As for exercise, let’s just say I have not shown up to practice as much as I could have. Basically, not at all. So, I know the defense will feed on that fact. (I can see another prescription coming on, too.)

Then, there are the quarterback sneaks to consider. By that, I mean there are some new developments in my playbook that I have to consider keeping from the defense.

Should I tell my doctor about the new Krispy Kreme doughnut shop that’s opened up on my route to work? Should I let her know I’ve discovered a new burger in which the bun is actually two grilled cheese sandwiches? (I haven’t actually had that, but a man can dream.)

No matter what I do at this next doctor appointment, I’m certain that all my free passes are used up, and next month’s Super Bowl feast, for me, will consist of carrots, hummus and some sort of lifeless, tasteless protein.

But, in the grand scheme of things, the sack to be delivered by my relentless doctor will be a well-deserved one. An all-pro quarterback doesn’t get to the big game without working hard and making sacrifices. And a struggling diabetic doesn’t get to his promised land by cheating on his diet and missing opportunities to exercise.

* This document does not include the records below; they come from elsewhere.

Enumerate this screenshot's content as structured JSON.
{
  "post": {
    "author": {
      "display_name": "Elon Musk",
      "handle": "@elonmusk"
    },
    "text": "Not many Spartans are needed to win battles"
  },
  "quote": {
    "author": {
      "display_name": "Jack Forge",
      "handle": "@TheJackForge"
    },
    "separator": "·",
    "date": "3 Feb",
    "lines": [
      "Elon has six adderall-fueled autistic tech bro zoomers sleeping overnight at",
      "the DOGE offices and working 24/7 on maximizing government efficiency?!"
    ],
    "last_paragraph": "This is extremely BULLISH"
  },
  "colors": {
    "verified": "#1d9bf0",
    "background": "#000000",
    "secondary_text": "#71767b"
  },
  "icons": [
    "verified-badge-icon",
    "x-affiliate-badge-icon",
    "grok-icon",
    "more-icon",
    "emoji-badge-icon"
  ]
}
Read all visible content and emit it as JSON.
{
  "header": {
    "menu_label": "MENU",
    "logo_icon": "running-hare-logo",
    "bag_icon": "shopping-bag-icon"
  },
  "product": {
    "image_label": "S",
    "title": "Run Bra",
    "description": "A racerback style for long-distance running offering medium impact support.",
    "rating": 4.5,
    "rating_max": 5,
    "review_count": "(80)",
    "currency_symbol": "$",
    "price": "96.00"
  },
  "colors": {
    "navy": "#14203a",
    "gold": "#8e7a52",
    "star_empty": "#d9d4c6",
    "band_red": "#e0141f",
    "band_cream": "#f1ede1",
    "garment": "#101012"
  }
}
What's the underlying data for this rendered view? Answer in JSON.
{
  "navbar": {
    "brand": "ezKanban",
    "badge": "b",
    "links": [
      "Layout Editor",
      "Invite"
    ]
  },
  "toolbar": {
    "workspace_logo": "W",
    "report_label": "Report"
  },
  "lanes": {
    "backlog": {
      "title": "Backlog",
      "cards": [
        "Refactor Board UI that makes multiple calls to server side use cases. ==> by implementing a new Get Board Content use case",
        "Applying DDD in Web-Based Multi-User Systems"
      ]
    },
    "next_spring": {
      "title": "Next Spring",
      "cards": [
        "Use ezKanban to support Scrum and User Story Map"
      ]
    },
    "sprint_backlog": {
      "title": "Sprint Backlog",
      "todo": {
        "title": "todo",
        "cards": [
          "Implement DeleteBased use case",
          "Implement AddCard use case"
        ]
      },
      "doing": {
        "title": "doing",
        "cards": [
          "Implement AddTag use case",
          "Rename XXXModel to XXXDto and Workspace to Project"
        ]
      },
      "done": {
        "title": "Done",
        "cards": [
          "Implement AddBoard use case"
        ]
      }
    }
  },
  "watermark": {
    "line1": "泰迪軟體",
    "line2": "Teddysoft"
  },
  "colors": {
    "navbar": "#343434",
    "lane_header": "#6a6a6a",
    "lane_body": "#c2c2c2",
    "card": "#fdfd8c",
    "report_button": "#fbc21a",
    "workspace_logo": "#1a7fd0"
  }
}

So, as quarterback of this team to get myself healthy, I’ll have to take this hit. But for the sake of a few chicken wings during the big game, I wish I knew how to scramble for some extra calories.